When will Australia’s iconic ‘Composite Board’ go?
An iconic “Composites Board” has been left at the end of the long, winding corridor of the Commonwealth Bank building, where it has been sitting for decades.
The composite boards are part of the building’s iconic “Rona” facade, and were the inspiration for the iconic “T&g” boards which have adorned many of Australia’s most iconic buildings.
Key points:The composite board is part of a long-running collaboration between the bank and the Commonwealth Capital Authority (CCA) which manages the buildingThe boards have been a popular feature in Australia’s buildings since the mid-19th century, when they were first designed by an artist named James O’Sullivan (1784-1869)They are also the source of the “Composition” nicknameThe “Comparable Board” was commissioned in 1890, with the idea that “Composing would promote and perpetuate the arts”, and the “Ronagh” was a reference to the “commonly known” Rona facade.
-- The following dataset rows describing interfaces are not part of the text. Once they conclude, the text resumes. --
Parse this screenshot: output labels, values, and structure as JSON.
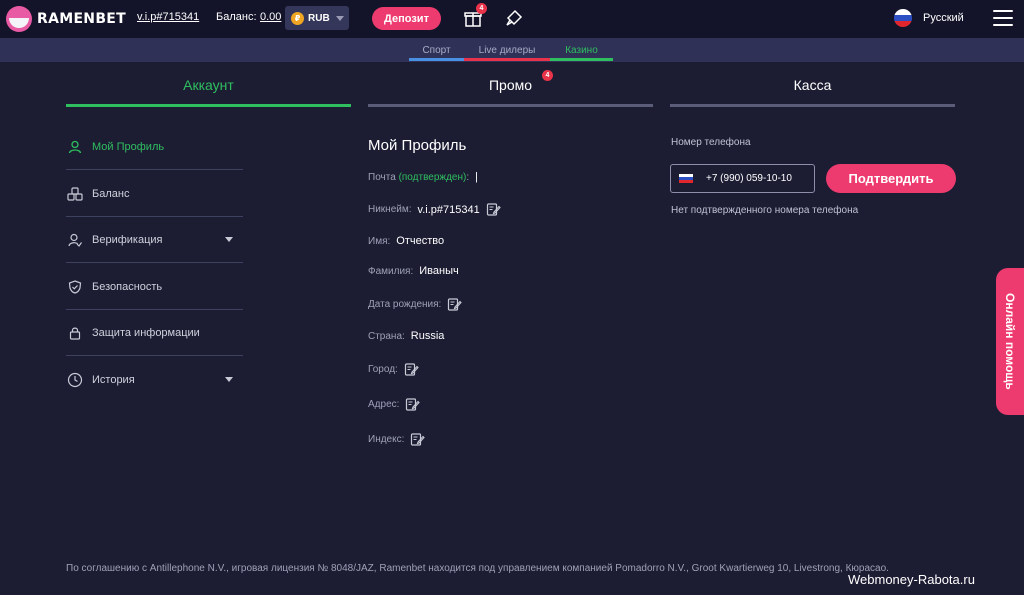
{
  "header": {
    "logo_text": "RAMENBET",
    "vip": "v.i.p#715341",
    "balance_label": "Баланс:",
    "balance_value": "0.00",
    "currency": "RUB",
    "currency_icon_letter": "₽",
    "deposit_label": "Депозит",
    "gift_badge": "4",
    "language": "Русский"
  },
  "subnav": {
    "items": [
      {
        "label": "Спорт",
        "color": "#4a90e2"
      },
      {
        "label": "Live дилеры",
        "color": "#e8334a"
      },
      {
        "label": "Казино",
        "color": "#2fbf5f"
      }
    ]
  },
  "tabs": [
    {
      "label": "Аккаунт"
    },
    {
      "label": "Промо",
      "badge": "4"
    },
    {
      "label": "Касса"
    }
  ],
  "sidebar": {
    "items": [
      {
        "label": "Мой Профиль",
        "icon": "user-icon"
      },
      {
        "label": "Баланс",
        "icon": "coins-icon"
      },
      {
        "label": "Верификация",
        "icon": "verify-icon"
      },
      {
        "label": "Безопасность",
        "icon": "shield-icon"
      },
      {
        "label": "Защита информации",
        "icon": "lock-icon"
      },
      {
        "label": "История",
        "icon": "history-icon"
      }
    ]
  },
  "profile": {
    "title": "Мой Профиль",
    "email_label": "Почта",
    "email_status": "(подтвержден)",
    "email_colon": ":",
    "email_value": "|",
    "nick_label": "Никнейм:",
    "nick_value": "v.i.p#715341",
    "name_label": "Имя:",
    "name_value": "Отчество",
    "surname_label": "Фамилия:",
    "surname_value": "Иваныч",
    "birth_label": "Дата рождения:",
    "country_label": "Страна:",
    "country_value": "Russia",
    "city_label": "Город:",
    "address_label": "Адрес:",
    "index_label": "Индекс:"
  },
  "kassa": {
    "phone_label": "Номер телефона",
    "phone_value": "+7 (990) 059-10-10",
    "confirm_label": "Подтвердить",
    "no_phone": "Нет подтвержденного номера телефона"
  },
  "help_label": "Онлайн помощь",
  "footer_text": "По соглашению с Antillephone N.V., игровая лицензия № 8048/JAZ, Ramenbet находится под управлением компанией Pomadorro N.V., Groot Kwartierweg 10, Livestrong, Кюрасао.",
  "watermark": "Webmoney-Rabota.ru",
  "colors": {
    "accent": "#ee3b6f",
    "green": "#2fbf5f",
    "bg": "#1c1d33"
  }
}
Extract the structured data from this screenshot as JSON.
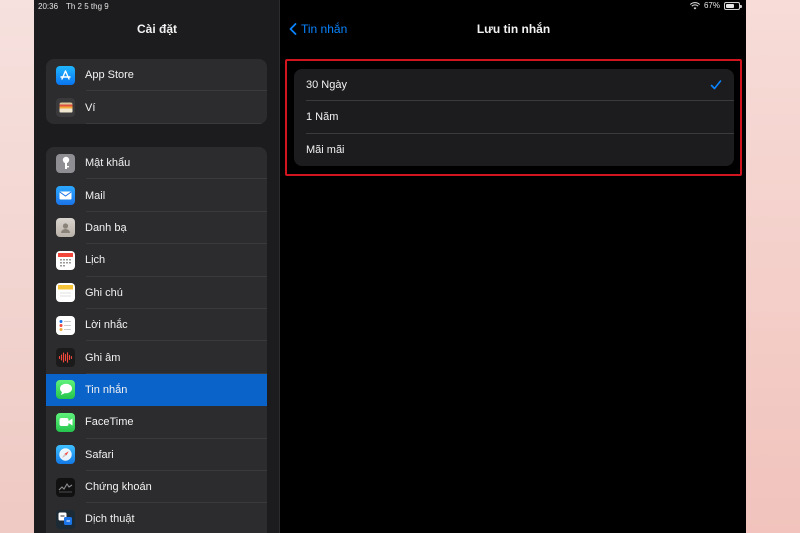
{
  "status": {
    "time": "20:36",
    "date": "Th 2 5 thg 9",
    "battery": "67%",
    "battery_level": 0.67
  },
  "sidebar": {
    "title": "Cài đặt",
    "group1": [
      {
        "label": "App Store",
        "icon": "app-store-icon"
      },
      {
        "label": "Ví",
        "icon": "wallet-icon"
      }
    ],
    "group2": [
      {
        "label": "Mật khẩu",
        "icon": "key-icon"
      },
      {
        "label": "Mail",
        "icon": "mail-icon"
      },
      {
        "label": "Danh bạ",
        "icon": "contacts-icon"
      },
      {
        "label": "Lịch",
        "icon": "calendar-icon"
      },
      {
        "label": "Ghi chú",
        "icon": "notes-icon"
      },
      {
        "label": "Lời nhắc",
        "icon": "reminders-icon"
      },
      {
        "label": "Ghi âm",
        "icon": "voice-memos-icon"
      },
      {
        "label": "Tin nhắn",
        "icon": "messages-icon",
        "selected": true
      },
      {
        "label": "FaceTime",
        "icon": "facetime-icon"
      },
      {
        "label": "Safari",
        "icon": "safari-icon"
      },
      {
        "label": "Chứng khoán",
        "icon": "stocks-icon"
      },
      {
        "label": "Dịch thuật",
        "icon": "translate-icon"
      }
    ]
  },
  "detail": {
    "back_label": "Tin nhắn",
    "title": "Lưu tin nhắn",
    "options": [
      {
        "label": "30 Ngày",
        "checked": true
      },
      {
        "label": "1 Năm",
        "checked": false
      },
      {
        "label": "Mãi mãi",
        "checked": false
      }
    ]
  },
  "colors": {
    "accent": "#0a84ff",
    "selected_row": "#0a63c9",
    "highlight_border": "#d2141f"
  }
}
It was completed in 1897, and became the subject of a Commonwealth Bank project in which the Rona had been turned into a modern, state-of-the-art facility.
“We think the composite boards will be the focal point of the entire Rona” said Catherine Aird, the CCA’s chief operating officer.
But Ms Aird said the project would not be completed until 2020, and that the project had been “long and hard fought”.
“I think it will have an effect on people who see it and they’re going to say ‘Oh, it’s just the Rones’,” she said.
“The fact that it’s a part of our culture is part and parcel of what it is.
The Commonwealth Bank has been involved in a long partnership with the CCC, which oversees the building and manages the complex’s assets, to maintain and upgrade the Rondas.”
It’s the only way that you can get people to understand that we’re not just a building, we’re a whole country.”
The Commonwealth Bank has been involved in a long partnership with the CCC, which oversees the building and manages the complex’s assets, to maintain and upgrade the Rondas.
The bank has worked with the building to install the composite board for nearly 40 years, and Ms Airlind said the CBA would continue to support the Ronagh, which had “a special place in our hearts”.
But she said the Ronds would have to be “reclaimed” in the future.
“There is a huge amount of history that needs to be preserved and preserved,” she said, adding the “real purpose” of the Ronda “has changed over time”.
The Ronda has remained in the building since it was built in 1895, but Ms Aedd said it had also “grown” over time.
“Over the years, we’ve seen a lot of changes, not just in the Rondo but in the whole building,” she told ABC News Breakfast.